• [What to produce]: Produce the full set of records below once more, exactly as they stand.

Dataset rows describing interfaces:
——————

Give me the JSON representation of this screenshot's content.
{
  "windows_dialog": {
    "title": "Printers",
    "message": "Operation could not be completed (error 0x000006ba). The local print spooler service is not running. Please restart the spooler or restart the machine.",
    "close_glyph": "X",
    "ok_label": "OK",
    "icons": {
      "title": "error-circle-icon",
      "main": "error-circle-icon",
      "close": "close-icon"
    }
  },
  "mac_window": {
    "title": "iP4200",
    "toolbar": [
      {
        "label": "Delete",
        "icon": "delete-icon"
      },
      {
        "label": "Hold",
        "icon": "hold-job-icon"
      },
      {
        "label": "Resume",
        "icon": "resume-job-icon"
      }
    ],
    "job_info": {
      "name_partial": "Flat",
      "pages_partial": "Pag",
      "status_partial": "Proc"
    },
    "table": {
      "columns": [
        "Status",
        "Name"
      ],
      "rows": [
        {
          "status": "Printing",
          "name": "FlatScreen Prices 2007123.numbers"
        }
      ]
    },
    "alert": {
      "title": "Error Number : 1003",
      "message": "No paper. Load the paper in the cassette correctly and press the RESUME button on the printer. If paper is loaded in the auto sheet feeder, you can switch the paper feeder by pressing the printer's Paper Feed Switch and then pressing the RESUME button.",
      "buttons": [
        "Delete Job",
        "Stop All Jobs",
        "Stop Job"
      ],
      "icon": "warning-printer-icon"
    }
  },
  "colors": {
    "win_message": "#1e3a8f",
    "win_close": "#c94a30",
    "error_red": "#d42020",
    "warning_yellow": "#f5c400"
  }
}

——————

• [Solved exercise]:
Give me the JSON representation of this screenshot's content.
{
  "windows_dialog": {
    "title": "Printers",
    "message": "Operation could not be completed (error 0x000006ba). The local print spooler service is not running. Please restart the spooler or restart the machine.",
    "close_glyph": "X",
    "ok_label": "OK",
    "icons": {
      "title": "error-circle-icon",
      "main": "error-circle-icon",
      "close": "close-icon"
    }
  },
  "mac_window": {
    "title": "iP4200",
    "toolbar": [
      {
        "label": "Delete",
        "icon": "delete-icon"
      },
      {
        "label": "Hold",
        "icon": "hold-job-icon"
      },
      {
        "label": "Resume",
        "icon": "resume-job-icon"
      }
    ],
    "job_info": {
      "name_partial": "Flat",
      "pages_partial": "Pag",
      "status_partial": "Proc"
    },
    "table": {
      "columns": [
        "Status",
        "Name"
      ],
      "rows": [
        {
          "status": "Printing",
          "name": "FlatScreen Prices 2007123.numbers"
        }
      ]
    },
    "alert": {
      "title": "Error Number : 1003",
      "message": "No paper. Load the paper in the cassette correctly and press the RESUME button on the printer. If paper is loaded in the auto sheet feeder, you can switch the paper feeder by pressing the printer's Paper Feed Switch and then pressing the RESUME button.",
      "buttons": [
        "Delete Job",
        "Stop All Jobs",
        "Stop Job"
      ],
      "icon": "warning-printer-icon"
    }
  },
  "colors": {
    "win_message": "#1e3a8f",
    "win_close": "#c94a30",
    "error_red": "#d42020",
    "warning_yellow": "#f5c400"
  }
}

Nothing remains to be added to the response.